(Saved data entries)
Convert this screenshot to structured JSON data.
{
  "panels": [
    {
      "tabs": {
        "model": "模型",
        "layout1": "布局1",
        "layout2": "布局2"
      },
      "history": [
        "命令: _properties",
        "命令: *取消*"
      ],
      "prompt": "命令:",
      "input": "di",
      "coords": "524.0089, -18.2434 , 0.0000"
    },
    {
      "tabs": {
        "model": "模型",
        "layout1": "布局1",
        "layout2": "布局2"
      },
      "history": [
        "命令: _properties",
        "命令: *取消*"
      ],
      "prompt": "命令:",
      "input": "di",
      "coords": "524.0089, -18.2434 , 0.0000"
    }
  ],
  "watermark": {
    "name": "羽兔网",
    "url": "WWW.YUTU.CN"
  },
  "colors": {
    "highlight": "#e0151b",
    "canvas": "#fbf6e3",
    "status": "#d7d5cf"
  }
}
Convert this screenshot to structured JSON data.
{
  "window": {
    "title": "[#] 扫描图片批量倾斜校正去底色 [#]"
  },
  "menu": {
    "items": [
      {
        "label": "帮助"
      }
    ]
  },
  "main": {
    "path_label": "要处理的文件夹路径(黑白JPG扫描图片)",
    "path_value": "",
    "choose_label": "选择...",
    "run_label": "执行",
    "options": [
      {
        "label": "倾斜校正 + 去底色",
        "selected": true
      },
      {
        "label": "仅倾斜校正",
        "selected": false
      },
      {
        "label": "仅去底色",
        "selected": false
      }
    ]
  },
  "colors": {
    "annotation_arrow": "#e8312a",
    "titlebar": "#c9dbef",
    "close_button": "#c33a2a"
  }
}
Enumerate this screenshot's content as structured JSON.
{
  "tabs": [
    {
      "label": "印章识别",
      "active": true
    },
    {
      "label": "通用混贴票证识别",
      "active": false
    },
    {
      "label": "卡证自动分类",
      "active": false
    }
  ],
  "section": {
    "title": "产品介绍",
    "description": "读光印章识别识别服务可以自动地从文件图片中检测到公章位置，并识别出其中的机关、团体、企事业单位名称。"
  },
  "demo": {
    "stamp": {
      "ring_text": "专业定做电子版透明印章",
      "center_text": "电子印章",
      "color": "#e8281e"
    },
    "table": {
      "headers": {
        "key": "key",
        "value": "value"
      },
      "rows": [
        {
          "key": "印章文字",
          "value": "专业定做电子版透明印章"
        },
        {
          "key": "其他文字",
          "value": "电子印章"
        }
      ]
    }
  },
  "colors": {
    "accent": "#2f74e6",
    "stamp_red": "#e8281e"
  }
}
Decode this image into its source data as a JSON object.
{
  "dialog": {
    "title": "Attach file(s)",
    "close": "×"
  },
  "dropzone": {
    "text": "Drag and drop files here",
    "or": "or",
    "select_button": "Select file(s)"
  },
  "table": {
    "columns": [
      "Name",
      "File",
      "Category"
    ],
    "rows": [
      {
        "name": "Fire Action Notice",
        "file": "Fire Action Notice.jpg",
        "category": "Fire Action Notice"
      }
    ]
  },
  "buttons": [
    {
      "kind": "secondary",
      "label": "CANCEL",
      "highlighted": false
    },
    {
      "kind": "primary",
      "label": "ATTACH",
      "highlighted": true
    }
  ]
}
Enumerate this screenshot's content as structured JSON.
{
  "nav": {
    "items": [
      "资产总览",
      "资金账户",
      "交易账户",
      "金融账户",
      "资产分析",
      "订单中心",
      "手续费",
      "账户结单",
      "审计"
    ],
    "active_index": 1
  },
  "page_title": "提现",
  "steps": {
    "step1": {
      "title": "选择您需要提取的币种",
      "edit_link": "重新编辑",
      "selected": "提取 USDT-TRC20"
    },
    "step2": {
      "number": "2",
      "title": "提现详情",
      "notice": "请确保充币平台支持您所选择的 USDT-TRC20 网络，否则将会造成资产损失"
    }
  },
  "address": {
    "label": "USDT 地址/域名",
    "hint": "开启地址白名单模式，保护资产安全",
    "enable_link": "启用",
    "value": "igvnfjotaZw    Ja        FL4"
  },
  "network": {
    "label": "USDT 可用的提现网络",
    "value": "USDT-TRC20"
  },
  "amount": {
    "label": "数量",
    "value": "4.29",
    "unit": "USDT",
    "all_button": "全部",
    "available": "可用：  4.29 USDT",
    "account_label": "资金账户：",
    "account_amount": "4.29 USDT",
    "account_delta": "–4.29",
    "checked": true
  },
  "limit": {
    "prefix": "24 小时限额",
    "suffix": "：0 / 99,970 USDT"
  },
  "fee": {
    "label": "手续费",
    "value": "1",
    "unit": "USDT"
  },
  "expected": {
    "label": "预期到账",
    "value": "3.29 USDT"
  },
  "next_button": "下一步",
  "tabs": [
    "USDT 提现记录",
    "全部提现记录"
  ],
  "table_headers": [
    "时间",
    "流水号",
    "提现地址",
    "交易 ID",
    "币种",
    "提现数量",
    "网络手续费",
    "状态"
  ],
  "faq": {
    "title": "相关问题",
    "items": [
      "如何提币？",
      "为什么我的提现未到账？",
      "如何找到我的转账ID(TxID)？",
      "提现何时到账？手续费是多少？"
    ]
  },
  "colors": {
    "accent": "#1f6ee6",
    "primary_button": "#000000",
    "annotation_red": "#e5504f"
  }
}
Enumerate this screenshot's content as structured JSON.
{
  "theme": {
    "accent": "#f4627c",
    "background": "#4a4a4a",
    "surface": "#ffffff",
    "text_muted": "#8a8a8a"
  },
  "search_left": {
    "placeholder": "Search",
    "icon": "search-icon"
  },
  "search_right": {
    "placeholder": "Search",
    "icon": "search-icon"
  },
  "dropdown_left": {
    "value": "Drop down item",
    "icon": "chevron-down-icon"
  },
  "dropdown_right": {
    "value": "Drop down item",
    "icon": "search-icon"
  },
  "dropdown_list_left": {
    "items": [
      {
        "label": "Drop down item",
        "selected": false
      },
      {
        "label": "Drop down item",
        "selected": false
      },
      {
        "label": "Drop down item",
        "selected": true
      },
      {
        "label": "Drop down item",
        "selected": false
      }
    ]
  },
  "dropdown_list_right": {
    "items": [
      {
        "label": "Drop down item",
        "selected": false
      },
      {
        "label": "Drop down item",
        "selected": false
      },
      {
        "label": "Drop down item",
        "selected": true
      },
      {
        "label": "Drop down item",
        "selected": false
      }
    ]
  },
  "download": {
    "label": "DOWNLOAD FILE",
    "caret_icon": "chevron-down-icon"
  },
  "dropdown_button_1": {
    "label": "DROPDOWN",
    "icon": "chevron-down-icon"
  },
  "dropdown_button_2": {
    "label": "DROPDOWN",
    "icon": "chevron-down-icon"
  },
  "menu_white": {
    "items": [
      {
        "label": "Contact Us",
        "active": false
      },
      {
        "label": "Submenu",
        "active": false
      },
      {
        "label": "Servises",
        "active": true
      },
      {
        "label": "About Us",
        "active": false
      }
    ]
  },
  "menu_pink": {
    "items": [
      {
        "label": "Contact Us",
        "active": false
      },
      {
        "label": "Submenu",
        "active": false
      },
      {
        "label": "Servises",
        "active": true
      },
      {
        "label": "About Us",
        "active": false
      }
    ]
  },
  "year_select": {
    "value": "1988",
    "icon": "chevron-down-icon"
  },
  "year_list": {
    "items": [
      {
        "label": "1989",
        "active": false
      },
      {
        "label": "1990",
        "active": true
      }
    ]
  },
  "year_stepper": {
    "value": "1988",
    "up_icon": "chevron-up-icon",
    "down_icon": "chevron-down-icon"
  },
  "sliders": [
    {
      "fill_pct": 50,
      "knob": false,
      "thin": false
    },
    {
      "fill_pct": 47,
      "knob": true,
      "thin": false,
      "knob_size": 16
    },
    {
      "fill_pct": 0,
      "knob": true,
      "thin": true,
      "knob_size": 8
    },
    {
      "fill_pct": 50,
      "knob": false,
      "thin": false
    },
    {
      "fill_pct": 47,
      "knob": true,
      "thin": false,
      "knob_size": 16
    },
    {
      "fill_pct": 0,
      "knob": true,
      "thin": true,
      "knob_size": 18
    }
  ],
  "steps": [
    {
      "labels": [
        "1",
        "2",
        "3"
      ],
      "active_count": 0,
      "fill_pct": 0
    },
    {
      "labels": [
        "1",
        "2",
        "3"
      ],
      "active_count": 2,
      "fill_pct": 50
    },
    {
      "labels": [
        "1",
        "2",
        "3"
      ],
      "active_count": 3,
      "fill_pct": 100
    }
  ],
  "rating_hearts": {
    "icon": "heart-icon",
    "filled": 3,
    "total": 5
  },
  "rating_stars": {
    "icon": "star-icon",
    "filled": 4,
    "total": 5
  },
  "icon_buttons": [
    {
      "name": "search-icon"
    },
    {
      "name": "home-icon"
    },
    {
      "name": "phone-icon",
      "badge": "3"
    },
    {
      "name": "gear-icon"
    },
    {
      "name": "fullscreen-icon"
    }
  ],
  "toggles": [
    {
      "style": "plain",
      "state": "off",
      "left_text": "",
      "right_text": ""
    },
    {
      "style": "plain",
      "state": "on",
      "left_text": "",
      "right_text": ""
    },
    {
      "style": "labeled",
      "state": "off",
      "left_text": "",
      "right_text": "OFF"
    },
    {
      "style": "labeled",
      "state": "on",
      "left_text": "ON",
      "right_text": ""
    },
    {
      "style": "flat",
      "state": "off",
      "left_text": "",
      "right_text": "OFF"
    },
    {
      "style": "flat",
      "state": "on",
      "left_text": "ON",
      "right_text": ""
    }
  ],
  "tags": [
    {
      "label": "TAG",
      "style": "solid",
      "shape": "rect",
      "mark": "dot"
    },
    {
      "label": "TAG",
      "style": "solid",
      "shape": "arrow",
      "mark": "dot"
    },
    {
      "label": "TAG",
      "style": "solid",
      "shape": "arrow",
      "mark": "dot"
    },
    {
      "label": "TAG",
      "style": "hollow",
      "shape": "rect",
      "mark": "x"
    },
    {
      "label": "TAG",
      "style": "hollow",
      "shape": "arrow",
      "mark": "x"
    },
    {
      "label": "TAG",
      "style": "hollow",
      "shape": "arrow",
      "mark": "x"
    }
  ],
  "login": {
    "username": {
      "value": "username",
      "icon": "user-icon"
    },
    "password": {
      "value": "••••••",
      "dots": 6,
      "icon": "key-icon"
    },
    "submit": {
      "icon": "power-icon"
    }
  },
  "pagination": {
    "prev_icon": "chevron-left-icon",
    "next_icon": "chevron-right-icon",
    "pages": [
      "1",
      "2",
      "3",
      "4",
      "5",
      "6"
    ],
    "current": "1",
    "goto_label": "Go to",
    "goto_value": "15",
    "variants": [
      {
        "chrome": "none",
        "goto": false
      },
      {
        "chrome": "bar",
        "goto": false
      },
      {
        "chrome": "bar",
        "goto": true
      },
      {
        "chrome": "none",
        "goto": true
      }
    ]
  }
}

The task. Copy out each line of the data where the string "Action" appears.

Exercise output.
        "name": "Fire Action Notice",
        "file": "Fire Action Notice.jpg",
        "category": "Fire Action Notice"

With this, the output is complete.